> **REQUIRED ACTION**
In the following material, identify every line holding the string "name" and return it.

> **ENTRIES SUPPLIED**
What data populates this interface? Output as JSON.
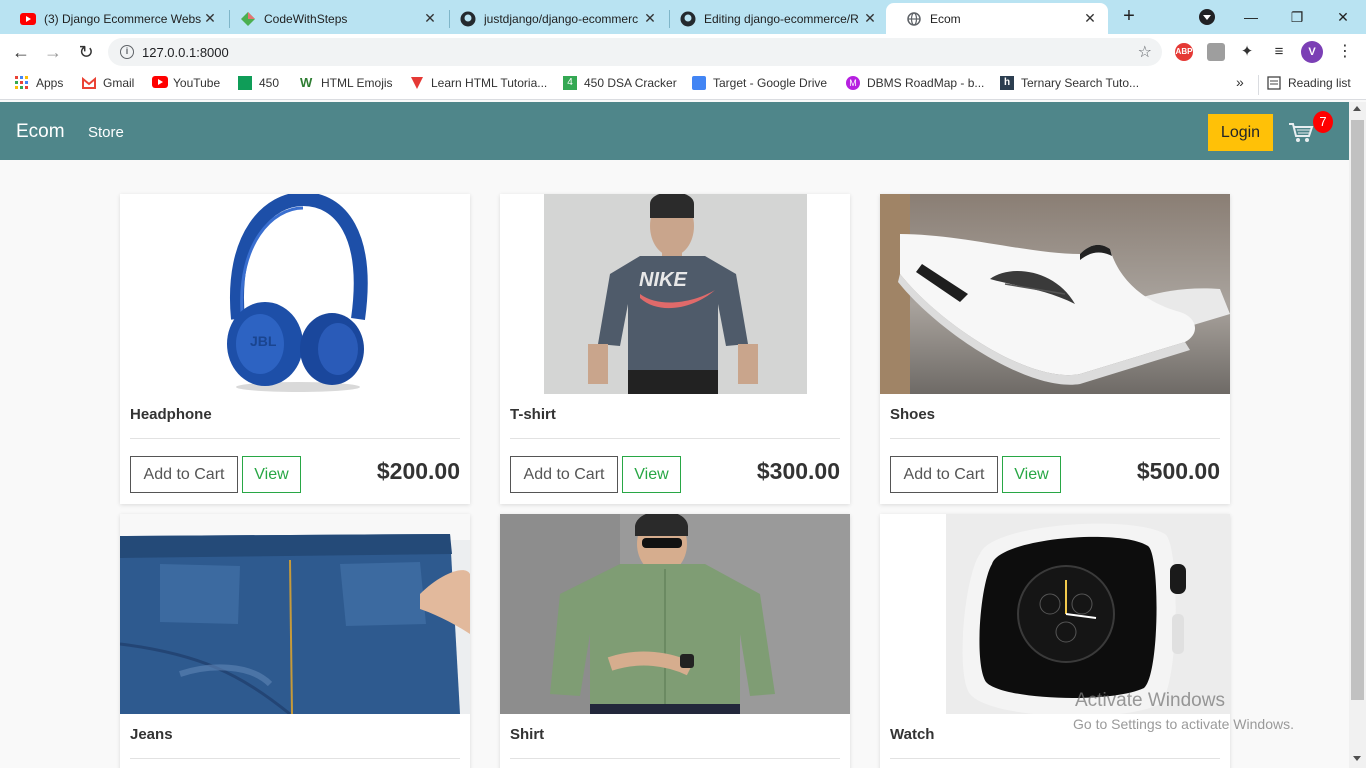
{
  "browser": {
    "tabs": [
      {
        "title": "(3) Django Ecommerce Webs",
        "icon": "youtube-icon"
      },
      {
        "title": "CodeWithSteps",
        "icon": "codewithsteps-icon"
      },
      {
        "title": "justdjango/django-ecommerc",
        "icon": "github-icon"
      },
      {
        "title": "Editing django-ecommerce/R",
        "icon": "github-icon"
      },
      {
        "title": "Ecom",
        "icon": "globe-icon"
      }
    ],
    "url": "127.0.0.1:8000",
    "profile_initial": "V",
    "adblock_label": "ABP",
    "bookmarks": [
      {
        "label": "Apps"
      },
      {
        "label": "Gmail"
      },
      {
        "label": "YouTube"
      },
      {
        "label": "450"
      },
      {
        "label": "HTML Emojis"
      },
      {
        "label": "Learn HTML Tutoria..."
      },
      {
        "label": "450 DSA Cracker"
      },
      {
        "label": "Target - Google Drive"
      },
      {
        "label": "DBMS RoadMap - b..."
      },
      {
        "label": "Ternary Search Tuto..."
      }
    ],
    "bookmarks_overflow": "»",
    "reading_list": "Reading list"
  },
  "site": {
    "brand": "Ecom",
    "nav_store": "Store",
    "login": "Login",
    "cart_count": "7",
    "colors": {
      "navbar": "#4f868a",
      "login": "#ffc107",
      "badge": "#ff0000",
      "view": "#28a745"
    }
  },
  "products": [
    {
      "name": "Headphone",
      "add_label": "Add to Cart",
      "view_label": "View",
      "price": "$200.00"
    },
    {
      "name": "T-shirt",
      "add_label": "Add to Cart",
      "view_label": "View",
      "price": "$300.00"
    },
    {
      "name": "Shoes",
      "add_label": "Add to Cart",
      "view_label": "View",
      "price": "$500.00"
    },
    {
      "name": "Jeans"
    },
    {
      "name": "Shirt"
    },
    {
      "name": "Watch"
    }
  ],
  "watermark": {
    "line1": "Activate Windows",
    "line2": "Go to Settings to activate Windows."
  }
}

> **EXPECTED ANSWER**
      "name": "Headphone",
      "name": "T-shirt",
      "name": "Shoes",
      "name": "Jeans"
      "name": "Shirt"
      "name": "Watch"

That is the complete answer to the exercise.